Want to know what the action level is? Check out this FDA document.

And the next time, you're yearning to make Grandma's Southern Cornbread, you might want to check for bugs first. Or maybe not. You might not want to know!

 

This image, taken with a Canon MPE-65mm lens, shows booklice, nearly microcopic insects, in cornmeal. The insects are about 1 millimeter long, or about the size of a speck of dust. (Photo by Kathy Keatley Garvey)
This image, taken with a Canon MPE-65mm lens, shows booklice, nearly microcopic insects, in cornmeal. The insects are about 1 millimeter long, or about the size of a speck of dust. (Photo by Kathy Keatley Garvey)

This image, taken with a Canon MPE-65mm lens, shows booklice, nearly microcopic insects, in cornmeal. The insects are about 1 millimeter long, or about the size of a speck of dust. (Photo by Kathy Keatley Garvey)

With the naked eye, booklice or Liposcelis bostrychophila, are nearly invisible. (Photo by Kathy Keatley Garvey)
With the naked eye, booklice or Liposcelis bostrychophila, are nearly invisible. (Photo by Kathy Keatley Garvey)

With the naked eye, booklice or Liposcelis bostrychophila, are nearly invisible. (Photo by Kathy Keatley Garvey)

Find the booklouse!  It's on this penny, magnified with the powerful Canon MPE-65mm lens. (Photo by Kathy Keatley Garvey)
Find the booklouse! It's on this penny, magnified with the powerful Canon MPE-65mm lens. (Photo by Kathy Keatley Garvey)

Find the booklouse! It's on this penny, magnified with the powerful Canon MPE-65mm lens. (Photo by Kathy Keatley Garvey)

Odds are that the flour, cornmeal and other stored products you buy in a grocery store contain insects parts or nearly microscopic insects. It's estimated that the average American unknowingly eats one to two pounds of insects or insect parts a year. (Photo by Kathy Keatley Garvey)
Odds are that the flour, cornmeal and other stored products you buy in a grocery store contain insects parts or nearly microscopic insects. It's estimated that the average American unknowingly eats one to two pounds of insects or insect parts a year. (Photo by Kathy Keatley Garvey)

Odds are that the flour, cornmeal and other stored products you buy in a grocery store contain insects parts or nearly microscopic insects.
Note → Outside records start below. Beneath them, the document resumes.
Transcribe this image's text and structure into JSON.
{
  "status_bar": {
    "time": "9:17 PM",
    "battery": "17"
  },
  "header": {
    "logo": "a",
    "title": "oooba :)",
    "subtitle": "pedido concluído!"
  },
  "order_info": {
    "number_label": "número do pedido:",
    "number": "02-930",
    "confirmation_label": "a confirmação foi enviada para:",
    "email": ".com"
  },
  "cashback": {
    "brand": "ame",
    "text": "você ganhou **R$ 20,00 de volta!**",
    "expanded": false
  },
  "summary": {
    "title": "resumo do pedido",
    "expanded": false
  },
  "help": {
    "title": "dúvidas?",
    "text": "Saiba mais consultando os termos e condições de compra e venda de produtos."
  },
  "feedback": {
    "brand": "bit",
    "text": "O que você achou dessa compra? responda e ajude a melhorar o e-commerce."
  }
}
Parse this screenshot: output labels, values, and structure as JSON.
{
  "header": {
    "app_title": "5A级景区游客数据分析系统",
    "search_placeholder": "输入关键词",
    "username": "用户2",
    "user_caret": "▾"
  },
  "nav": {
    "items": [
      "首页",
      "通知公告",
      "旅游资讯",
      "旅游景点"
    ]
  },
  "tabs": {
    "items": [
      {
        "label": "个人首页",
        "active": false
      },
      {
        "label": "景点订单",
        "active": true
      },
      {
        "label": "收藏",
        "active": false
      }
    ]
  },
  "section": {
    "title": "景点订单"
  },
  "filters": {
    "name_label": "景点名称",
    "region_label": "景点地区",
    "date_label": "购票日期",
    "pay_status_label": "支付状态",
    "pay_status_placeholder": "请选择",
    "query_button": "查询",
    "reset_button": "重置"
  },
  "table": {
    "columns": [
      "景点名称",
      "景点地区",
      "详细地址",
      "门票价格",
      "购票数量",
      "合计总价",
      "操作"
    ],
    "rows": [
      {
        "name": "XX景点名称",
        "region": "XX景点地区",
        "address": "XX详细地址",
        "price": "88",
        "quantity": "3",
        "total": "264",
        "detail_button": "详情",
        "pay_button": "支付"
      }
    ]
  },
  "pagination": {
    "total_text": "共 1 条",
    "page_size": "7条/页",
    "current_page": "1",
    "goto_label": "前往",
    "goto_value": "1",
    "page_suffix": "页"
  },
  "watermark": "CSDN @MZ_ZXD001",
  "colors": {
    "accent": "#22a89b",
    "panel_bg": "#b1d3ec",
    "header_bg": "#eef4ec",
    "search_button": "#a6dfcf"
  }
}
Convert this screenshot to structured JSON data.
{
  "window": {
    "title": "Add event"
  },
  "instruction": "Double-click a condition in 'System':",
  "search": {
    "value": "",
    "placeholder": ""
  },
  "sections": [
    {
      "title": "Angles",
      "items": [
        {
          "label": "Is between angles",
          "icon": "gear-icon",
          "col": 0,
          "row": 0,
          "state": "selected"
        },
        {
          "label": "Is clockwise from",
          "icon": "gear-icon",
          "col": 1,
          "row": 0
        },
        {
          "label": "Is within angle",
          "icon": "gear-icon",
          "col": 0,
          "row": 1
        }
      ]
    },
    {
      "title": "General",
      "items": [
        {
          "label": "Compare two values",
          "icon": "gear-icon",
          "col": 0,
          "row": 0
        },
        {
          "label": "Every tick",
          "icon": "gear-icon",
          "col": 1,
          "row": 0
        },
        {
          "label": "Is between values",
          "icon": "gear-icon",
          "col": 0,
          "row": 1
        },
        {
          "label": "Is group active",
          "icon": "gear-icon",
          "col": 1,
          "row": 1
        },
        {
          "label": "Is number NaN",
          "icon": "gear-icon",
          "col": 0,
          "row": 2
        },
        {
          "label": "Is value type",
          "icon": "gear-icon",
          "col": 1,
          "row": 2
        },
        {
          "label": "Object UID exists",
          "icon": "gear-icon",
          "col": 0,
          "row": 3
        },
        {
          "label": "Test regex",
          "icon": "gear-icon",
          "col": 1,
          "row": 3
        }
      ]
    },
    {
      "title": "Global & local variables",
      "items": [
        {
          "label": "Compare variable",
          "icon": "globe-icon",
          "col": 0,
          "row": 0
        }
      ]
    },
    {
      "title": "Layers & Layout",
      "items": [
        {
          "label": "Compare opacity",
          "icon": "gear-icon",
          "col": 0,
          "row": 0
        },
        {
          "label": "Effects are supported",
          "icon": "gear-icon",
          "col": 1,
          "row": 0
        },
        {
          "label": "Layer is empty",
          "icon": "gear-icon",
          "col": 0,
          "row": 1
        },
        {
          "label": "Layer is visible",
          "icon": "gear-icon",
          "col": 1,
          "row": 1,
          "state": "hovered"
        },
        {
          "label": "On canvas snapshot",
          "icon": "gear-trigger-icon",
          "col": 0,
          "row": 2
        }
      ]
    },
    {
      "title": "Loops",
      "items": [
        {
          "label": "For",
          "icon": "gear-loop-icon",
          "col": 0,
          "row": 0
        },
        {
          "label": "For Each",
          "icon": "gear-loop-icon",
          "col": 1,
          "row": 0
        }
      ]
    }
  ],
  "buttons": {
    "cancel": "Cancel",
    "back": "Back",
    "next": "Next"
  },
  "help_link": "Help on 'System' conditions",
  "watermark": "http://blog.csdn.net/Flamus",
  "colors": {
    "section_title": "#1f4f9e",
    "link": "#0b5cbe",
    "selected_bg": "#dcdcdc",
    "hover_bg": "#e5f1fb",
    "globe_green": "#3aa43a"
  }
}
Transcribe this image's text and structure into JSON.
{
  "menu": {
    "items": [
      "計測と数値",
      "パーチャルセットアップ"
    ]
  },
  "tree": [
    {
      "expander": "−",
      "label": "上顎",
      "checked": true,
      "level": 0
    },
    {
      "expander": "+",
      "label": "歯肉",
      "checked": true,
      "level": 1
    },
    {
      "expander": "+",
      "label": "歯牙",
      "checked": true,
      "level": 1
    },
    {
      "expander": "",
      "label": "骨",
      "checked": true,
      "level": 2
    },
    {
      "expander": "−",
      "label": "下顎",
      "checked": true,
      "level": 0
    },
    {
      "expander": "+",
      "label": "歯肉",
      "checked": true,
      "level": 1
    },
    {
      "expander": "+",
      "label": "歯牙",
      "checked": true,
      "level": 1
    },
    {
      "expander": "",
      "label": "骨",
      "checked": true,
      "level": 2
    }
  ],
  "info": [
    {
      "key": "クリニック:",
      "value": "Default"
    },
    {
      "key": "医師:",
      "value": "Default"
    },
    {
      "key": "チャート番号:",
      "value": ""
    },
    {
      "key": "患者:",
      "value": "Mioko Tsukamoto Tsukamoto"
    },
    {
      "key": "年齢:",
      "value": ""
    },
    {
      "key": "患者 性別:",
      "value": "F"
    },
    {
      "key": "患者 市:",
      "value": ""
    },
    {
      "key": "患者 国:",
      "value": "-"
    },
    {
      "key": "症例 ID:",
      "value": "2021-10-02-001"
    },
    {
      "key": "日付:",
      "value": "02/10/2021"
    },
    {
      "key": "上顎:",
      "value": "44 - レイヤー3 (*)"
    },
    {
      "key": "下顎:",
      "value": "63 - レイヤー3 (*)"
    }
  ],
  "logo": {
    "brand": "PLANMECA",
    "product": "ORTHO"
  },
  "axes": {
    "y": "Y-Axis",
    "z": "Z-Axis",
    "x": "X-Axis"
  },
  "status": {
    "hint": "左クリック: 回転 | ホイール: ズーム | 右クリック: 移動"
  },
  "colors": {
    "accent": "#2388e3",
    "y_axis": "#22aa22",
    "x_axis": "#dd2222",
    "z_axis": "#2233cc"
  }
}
It's estimated that the average American unknowingly eats one to two pounds of insects or insect parts a year. (Photo by Kathy Keatley Garvey)

Posted on Tuesday, April 3, 2018 at 9:38 AM
Focus Area Tags: Family Food Pest Management
 
E-mail
 
Webmaster Email: vvkenyon@ucanr.edu